### Problem description
The result should be every line of the listing that holds the word "Drone".

### Exercise inputs

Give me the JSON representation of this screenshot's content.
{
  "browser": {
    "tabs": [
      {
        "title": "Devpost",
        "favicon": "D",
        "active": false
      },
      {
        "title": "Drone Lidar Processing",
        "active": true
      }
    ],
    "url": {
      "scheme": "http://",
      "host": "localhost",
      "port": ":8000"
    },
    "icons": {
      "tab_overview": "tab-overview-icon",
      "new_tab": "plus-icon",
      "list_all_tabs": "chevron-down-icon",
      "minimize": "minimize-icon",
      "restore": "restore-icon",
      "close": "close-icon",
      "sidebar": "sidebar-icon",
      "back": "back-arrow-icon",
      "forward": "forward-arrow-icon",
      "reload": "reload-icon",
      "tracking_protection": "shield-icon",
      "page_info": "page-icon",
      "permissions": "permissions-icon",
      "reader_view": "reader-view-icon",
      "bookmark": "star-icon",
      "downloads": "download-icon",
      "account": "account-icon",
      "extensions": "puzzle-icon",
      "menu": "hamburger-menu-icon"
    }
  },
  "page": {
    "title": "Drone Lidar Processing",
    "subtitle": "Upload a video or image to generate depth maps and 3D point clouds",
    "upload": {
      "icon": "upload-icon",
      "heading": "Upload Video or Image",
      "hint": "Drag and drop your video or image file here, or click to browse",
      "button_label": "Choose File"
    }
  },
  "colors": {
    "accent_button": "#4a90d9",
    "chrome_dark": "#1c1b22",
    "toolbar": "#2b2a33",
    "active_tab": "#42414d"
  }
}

### Answer box
        "title": "Drone Lidar Processing",
    "title": "Drone Lidar Processing",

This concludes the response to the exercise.